=== Section Start ===

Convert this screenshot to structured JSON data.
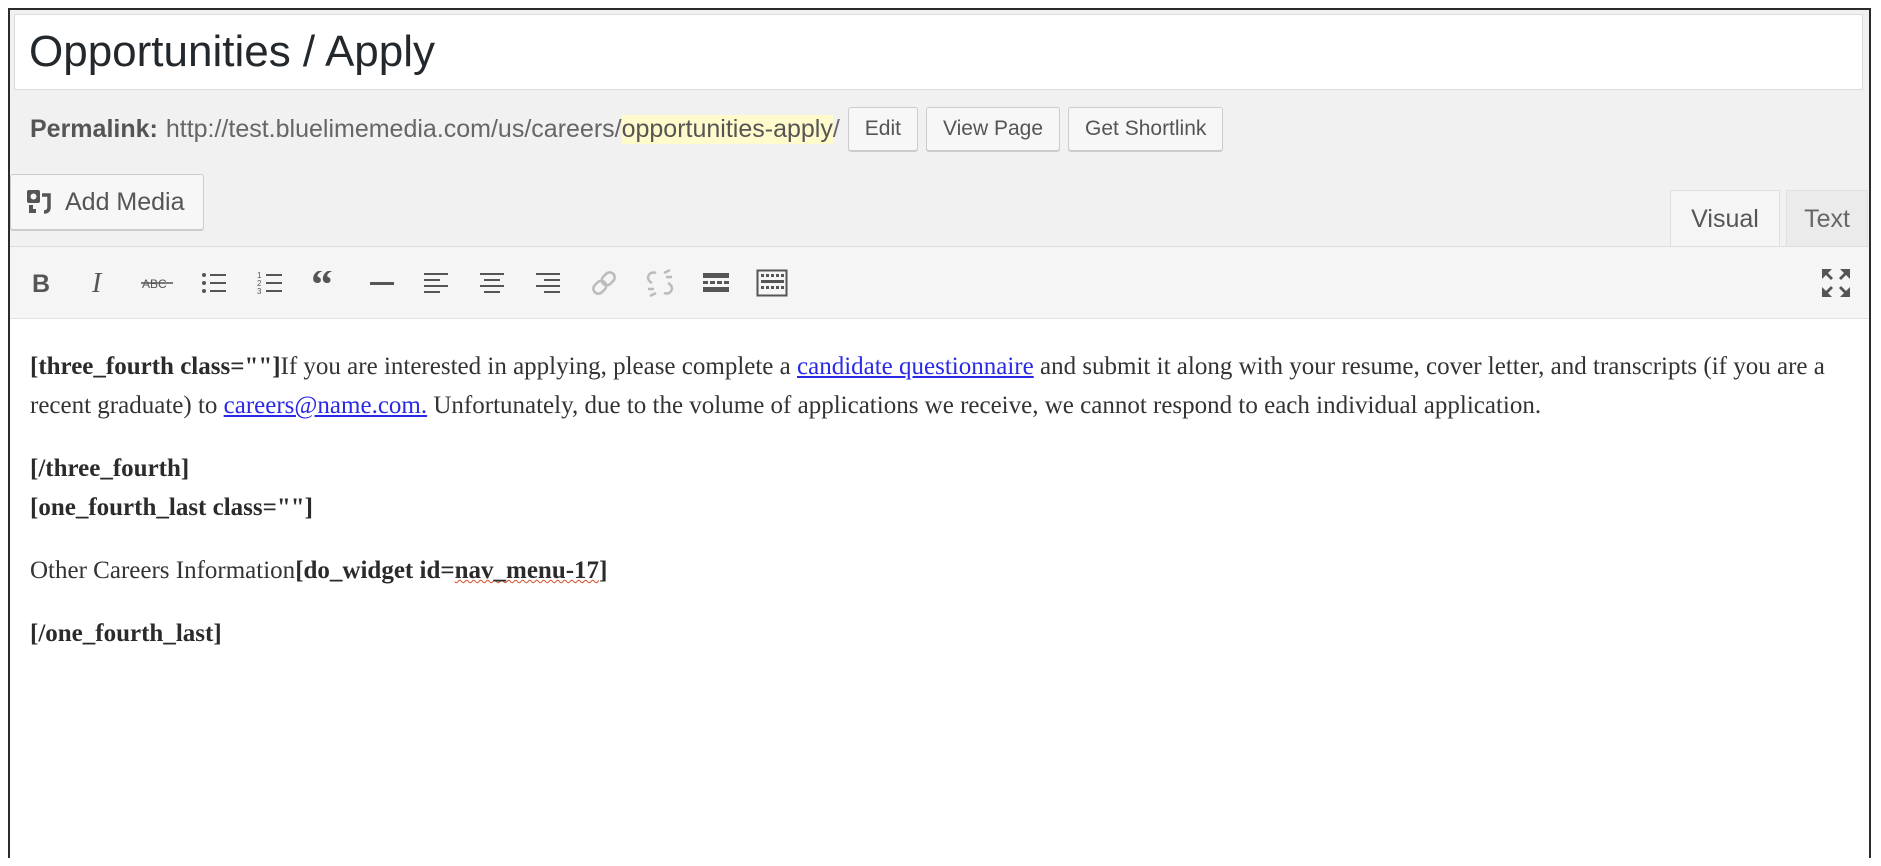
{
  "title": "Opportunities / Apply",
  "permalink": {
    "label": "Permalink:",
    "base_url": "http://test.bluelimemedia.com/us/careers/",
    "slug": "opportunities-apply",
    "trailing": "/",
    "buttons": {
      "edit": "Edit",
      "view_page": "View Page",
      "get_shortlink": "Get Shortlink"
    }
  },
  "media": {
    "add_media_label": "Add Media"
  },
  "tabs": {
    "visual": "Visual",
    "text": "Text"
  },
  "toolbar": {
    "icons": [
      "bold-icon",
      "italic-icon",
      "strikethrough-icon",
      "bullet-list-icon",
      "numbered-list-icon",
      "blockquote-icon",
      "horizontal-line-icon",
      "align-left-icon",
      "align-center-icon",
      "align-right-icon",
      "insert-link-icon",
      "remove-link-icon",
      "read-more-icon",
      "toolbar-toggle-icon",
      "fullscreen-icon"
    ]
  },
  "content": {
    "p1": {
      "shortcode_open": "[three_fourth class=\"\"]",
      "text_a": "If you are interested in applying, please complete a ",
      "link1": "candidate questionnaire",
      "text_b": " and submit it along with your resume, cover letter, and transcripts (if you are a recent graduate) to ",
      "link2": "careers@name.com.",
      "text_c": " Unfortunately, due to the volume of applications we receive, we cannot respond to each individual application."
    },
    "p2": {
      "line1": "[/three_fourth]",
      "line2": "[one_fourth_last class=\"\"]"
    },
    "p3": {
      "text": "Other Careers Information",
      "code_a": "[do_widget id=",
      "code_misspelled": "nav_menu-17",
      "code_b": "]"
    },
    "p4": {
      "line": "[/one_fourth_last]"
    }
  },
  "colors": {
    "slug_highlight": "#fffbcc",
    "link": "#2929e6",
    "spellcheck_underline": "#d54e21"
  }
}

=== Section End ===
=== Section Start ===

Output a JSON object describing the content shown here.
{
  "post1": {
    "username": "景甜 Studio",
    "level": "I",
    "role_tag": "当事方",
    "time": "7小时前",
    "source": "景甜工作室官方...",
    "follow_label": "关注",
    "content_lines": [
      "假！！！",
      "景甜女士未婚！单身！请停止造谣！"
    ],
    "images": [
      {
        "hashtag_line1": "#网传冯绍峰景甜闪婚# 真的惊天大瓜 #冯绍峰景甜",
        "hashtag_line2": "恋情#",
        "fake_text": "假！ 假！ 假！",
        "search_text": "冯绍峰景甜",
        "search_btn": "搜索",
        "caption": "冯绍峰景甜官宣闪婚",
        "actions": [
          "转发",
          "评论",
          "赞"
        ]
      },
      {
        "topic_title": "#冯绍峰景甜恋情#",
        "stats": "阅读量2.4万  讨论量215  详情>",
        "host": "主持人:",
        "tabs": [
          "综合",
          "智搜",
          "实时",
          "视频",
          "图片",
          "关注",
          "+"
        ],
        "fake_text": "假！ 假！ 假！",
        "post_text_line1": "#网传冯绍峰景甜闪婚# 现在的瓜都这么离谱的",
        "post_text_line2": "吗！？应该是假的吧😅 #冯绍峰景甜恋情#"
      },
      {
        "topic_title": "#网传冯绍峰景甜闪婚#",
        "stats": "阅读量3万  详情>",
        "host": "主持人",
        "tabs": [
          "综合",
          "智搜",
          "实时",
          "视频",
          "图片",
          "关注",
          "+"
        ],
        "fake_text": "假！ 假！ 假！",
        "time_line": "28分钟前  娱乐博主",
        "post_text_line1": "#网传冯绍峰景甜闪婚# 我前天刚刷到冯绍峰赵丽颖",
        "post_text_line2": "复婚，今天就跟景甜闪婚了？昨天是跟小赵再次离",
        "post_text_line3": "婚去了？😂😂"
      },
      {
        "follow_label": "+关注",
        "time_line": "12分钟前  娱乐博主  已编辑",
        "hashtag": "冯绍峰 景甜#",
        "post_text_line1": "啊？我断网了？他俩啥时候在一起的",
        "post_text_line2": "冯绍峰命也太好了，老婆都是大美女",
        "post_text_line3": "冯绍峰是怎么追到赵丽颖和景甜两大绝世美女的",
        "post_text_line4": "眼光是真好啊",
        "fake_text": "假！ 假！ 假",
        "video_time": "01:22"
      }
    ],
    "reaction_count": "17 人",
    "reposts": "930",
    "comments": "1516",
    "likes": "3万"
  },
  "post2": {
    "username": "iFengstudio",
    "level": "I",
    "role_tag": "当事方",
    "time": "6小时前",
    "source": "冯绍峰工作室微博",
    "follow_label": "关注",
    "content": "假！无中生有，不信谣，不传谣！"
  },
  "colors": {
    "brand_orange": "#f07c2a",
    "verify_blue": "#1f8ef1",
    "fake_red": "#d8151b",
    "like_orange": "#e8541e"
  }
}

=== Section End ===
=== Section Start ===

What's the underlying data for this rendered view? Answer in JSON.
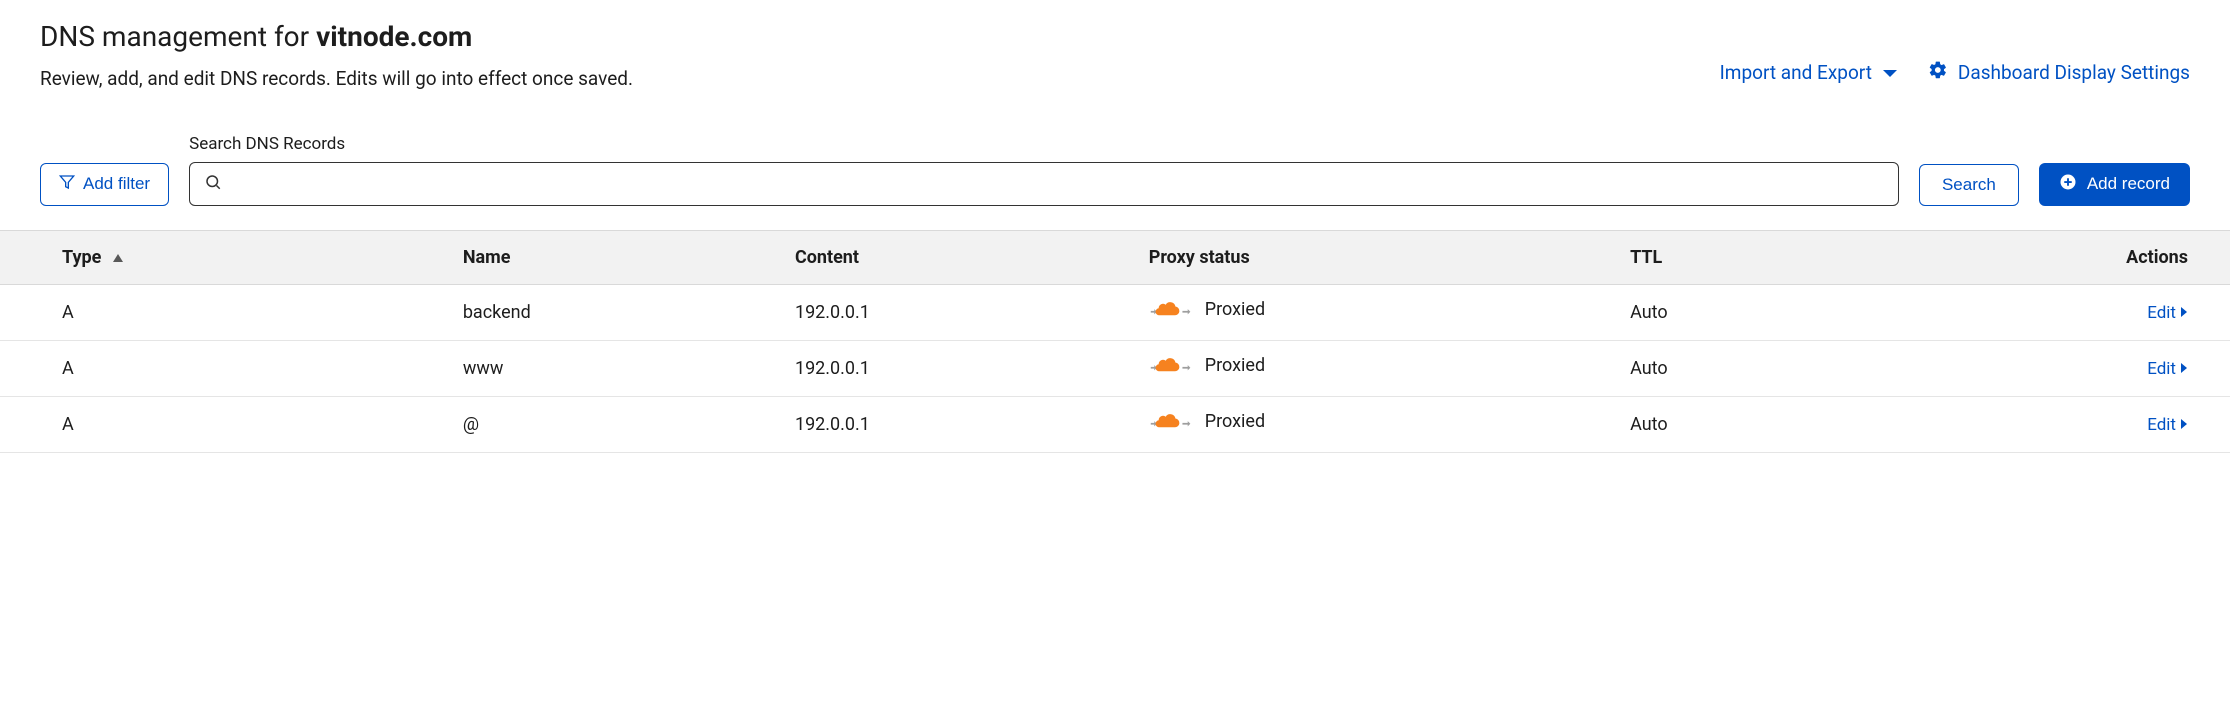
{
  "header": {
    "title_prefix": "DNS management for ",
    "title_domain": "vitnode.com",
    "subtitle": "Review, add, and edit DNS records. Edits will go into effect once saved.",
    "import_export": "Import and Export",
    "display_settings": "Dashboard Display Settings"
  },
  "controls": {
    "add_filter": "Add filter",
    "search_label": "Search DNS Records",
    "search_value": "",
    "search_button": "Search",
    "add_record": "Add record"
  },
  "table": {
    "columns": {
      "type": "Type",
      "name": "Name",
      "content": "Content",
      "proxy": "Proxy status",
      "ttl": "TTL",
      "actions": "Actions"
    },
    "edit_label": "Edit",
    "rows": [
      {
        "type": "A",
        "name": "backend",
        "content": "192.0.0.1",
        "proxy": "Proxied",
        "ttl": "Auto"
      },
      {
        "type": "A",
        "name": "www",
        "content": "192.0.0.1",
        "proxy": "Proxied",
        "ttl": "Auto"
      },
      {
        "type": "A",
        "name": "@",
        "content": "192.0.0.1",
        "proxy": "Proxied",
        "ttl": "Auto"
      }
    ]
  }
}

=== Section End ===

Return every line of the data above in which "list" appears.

      "bullet-list-icon",
      "numbered-list-icon",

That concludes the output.